## [What you need to do]
Every line below that holds the word "セキュリティー" must be listed.

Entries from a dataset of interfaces
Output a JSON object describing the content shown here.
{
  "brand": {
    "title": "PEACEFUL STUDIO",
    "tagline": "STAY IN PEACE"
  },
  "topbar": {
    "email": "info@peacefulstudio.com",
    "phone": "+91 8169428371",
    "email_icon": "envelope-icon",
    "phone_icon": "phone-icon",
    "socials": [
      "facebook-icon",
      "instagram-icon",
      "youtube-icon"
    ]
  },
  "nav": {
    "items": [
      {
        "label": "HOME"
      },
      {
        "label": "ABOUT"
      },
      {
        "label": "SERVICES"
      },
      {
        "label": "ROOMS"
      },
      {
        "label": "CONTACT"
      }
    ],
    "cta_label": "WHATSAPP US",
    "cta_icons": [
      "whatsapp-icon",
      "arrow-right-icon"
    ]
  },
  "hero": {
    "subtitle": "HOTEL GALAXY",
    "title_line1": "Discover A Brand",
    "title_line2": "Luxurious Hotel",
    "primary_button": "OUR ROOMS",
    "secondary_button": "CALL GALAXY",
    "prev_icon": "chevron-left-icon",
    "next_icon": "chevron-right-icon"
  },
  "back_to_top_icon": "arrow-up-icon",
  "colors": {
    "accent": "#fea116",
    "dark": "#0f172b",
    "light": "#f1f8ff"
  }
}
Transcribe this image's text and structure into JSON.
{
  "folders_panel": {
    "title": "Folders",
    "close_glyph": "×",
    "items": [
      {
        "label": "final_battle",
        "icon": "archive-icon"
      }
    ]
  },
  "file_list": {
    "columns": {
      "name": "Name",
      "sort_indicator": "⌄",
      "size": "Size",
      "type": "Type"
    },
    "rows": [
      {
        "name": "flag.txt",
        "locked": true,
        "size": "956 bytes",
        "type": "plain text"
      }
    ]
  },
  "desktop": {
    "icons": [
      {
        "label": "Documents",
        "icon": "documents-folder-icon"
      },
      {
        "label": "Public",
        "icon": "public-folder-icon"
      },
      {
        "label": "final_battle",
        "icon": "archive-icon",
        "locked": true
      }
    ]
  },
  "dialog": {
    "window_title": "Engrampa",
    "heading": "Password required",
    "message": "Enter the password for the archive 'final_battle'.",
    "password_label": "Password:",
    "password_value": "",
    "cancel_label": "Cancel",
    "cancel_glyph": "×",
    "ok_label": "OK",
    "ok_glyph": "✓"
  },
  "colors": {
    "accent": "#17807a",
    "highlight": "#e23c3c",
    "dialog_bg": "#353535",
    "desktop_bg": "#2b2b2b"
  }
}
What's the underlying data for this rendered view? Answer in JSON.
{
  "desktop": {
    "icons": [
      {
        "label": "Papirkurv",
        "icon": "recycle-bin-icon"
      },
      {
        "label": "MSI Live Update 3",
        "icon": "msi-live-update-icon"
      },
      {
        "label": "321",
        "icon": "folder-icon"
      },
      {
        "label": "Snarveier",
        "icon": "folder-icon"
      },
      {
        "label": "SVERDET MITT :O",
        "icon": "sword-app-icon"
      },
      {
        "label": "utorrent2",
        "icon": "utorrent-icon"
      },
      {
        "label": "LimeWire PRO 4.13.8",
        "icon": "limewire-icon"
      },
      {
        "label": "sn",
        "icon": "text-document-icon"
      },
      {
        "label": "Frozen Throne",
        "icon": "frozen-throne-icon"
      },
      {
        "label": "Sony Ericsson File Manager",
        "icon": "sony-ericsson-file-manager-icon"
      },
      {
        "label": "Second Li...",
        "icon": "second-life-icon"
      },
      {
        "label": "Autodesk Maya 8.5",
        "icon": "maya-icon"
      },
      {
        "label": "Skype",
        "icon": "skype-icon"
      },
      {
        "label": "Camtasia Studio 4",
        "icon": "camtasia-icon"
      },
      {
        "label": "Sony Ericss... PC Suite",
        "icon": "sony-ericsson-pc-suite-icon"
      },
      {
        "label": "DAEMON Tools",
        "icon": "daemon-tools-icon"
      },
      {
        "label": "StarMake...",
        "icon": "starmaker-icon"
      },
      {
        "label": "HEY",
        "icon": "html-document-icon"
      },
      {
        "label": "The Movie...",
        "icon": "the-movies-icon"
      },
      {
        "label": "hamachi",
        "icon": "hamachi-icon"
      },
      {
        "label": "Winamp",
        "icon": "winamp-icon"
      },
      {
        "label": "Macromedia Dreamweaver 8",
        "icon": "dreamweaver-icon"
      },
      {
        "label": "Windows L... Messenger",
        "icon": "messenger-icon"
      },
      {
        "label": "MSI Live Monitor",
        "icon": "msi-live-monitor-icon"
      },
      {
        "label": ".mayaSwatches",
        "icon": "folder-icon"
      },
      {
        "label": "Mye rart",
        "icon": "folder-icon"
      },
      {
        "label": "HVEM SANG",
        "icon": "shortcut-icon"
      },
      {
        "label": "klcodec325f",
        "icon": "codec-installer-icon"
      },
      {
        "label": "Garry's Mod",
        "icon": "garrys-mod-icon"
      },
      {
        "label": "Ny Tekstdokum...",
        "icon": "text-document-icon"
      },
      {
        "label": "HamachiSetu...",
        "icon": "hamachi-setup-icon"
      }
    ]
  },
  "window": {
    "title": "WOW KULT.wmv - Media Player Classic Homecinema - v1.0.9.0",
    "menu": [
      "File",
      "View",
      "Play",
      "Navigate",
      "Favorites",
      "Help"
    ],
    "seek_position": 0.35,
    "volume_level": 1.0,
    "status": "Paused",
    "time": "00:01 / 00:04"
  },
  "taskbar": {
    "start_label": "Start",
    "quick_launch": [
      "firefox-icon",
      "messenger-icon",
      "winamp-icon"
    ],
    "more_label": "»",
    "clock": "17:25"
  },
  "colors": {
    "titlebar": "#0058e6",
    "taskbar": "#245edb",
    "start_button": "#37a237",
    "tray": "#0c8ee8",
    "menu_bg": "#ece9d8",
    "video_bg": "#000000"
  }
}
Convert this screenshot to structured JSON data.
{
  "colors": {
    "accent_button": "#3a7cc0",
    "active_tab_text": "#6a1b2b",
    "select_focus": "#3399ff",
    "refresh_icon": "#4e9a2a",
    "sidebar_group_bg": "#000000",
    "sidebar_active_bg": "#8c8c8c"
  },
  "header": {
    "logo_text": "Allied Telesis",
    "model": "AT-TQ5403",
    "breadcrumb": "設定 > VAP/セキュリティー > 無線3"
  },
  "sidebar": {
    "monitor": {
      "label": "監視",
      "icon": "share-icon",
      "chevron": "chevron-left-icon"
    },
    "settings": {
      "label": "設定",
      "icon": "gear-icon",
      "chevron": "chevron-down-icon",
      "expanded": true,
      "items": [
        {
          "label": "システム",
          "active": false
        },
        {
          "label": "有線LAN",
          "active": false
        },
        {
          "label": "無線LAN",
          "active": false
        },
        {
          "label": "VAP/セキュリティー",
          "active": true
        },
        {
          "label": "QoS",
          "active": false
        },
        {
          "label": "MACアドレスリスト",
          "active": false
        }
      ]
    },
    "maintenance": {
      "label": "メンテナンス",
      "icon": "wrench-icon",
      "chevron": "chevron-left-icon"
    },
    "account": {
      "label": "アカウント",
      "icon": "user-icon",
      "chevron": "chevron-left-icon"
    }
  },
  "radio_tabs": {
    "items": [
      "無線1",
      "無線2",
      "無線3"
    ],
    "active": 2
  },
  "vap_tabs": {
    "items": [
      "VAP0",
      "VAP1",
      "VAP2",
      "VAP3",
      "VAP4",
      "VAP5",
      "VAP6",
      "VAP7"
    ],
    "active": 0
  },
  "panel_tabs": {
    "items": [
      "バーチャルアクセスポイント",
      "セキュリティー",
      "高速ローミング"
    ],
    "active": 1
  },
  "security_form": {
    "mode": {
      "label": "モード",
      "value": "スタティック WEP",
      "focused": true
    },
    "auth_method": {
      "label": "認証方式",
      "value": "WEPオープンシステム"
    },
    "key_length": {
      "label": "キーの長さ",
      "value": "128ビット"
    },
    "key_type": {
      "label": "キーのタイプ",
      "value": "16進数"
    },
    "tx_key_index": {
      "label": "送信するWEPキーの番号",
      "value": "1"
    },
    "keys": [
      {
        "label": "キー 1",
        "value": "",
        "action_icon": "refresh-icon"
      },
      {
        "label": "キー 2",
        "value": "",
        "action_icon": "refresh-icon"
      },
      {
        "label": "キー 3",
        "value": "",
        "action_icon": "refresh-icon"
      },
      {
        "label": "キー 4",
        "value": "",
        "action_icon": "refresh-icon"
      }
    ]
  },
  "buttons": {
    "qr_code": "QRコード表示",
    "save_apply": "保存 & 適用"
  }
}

## [Output for this exercise]
    "breadcrumb": "設定 > VAP/セキュリティー > 無線3"
          "label": "VAP/セキュリティー",
      "セキュリティー",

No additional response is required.